The human face provides a rich source of information from muscular movement and nerval actuation to properties of skin and facial characteristics. This information can be exploited to diagnose and quantify facial impairments. Facial palsy is one of these impairments, and is caused by restrictions of the nerval actuation of muscles responsible for facial expressions. The main symptoms of this condition are asymmetrical facial movement and partial facial paralysis. To measure its progress and to compare pre-surgical with post-surgical conditions, medical physicians require different clinical measures extracted from those locations of the face which provide most information about the facial expression. These locations are indicated by small artificial markers which are placed on the patient's face before an evaluation session. A video of the patient is then recorded which is used to localize these markers in every frame. This task is currently performed manually by an operator and can take up to five hours for a single video. Object tracking refers to a research field which deals with the estimation of the position of one or many objects from an image sequence. Its methods have been applied successfully to different applications, ranging from video surveillance to robotics. Traditionally, illumination, changes in pose and occlusion are considered as the main problems when tracking artificial objects of interest. While the associated tracking methods proved themselves able to deal with these problems in recent years, tracking objects from the medical perspective are still partly unexplored. Just like all natural objects, the human face has a high potential for deformation and is characterized by an irregular texture. Additionally, not only one, but multiple objects/markers have to be tracked simultaneously, which imposes additional difficulty by ensuring that markers can be uniquely identified in every frame. The thesis explores the possibility of tracking the artificial facial markers semi-automatically by applying different, state-of-the-art tracking schemes to the presented problem. The tracking schemes are based on a sequential Bayes estimation technique, the so called particle filter, which assesses a set of hypothesis using their congruence with the target model. Hence, the location of each marker can be accurately estimated and occlusions handled efficiently. To improve the accuracy and to reset lost markers, the clinical operator can interact with the tracking system. The results showed that our chosen methods are superior in both the number of interactions and accuracy when compared with traditional trackers which use only a single hypothesis concerning the marker locations.
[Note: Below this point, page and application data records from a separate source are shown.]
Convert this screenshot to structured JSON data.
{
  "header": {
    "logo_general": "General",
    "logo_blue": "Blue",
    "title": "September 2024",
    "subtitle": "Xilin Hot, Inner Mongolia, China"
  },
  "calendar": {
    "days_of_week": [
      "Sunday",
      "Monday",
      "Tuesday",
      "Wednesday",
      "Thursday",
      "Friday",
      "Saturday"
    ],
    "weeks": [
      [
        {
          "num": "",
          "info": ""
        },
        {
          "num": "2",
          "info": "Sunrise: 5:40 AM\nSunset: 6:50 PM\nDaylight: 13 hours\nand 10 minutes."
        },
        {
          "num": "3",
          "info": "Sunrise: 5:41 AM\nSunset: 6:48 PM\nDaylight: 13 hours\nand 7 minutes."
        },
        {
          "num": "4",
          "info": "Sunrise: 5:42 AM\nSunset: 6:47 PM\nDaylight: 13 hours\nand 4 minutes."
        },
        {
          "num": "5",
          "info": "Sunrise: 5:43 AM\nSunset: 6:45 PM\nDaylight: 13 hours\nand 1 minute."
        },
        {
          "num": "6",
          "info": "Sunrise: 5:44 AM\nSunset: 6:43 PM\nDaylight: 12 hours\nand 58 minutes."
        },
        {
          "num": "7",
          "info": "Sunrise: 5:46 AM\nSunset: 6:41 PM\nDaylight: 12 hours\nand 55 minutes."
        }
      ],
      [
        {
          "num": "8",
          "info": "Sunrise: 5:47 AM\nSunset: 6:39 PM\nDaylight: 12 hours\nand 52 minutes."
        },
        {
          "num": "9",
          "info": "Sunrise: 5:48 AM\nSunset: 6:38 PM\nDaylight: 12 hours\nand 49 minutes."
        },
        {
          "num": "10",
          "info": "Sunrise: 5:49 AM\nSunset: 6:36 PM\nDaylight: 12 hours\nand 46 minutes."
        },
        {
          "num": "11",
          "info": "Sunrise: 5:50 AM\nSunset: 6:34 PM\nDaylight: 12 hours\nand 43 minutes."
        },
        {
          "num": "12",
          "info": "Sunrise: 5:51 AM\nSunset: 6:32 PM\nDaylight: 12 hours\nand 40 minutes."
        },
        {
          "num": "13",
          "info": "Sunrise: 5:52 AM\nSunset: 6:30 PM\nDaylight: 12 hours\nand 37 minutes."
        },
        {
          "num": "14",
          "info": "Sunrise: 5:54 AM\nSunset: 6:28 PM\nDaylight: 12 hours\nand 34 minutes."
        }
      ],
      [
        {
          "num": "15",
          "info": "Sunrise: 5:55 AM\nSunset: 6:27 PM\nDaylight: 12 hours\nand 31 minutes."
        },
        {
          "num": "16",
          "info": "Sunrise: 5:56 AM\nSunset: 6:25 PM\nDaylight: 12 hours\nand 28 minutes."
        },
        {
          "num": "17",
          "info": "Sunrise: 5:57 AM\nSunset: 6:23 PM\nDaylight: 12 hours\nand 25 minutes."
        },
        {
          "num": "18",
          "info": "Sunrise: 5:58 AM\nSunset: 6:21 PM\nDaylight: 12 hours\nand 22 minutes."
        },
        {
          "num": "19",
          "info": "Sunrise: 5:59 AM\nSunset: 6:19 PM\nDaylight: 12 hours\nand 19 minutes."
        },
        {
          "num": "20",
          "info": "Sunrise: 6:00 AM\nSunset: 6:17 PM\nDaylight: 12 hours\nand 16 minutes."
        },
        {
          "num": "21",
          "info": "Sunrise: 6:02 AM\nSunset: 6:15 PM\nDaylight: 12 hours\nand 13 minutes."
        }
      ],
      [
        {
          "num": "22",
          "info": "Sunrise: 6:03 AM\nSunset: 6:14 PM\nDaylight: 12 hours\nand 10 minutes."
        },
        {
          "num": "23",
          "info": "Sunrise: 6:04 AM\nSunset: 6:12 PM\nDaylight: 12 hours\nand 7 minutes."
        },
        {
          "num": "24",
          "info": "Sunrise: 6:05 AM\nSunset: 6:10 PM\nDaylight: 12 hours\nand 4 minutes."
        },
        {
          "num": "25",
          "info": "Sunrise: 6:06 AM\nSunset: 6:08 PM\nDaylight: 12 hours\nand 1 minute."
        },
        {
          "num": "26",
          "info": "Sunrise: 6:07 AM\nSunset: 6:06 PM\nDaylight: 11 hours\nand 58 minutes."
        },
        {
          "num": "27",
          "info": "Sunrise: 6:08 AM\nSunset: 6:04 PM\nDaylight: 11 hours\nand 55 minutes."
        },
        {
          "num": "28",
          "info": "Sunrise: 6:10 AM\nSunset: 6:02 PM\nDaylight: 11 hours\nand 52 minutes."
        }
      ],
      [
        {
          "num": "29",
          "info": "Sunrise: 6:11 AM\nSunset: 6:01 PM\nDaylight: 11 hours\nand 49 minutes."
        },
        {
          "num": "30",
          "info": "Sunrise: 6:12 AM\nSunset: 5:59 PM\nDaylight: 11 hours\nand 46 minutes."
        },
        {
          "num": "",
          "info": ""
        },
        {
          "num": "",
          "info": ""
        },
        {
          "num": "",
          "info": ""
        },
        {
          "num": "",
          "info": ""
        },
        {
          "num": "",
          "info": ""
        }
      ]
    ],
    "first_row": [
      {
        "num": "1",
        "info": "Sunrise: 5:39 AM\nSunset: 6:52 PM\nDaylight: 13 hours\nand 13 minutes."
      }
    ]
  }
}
Additionally, it is shown that the evaluated schemes are able to replace the task of manual tracking while preserving a high accuracy. As a result, the time to locate the markers is decreased by around 2/3 with an accuracy of around 3-4 pixels towards the available ground truth.
Additionally, only around 2 % of the evaluated frames required operator intervention.


Limbeck, P. (2012). Interactive tracking of markers for facial palsy analysis [Diploma Thesis, Technische Universit├Ąt Wien]. reposiTUm. http://hdl.handle.net/20.500.12708/160579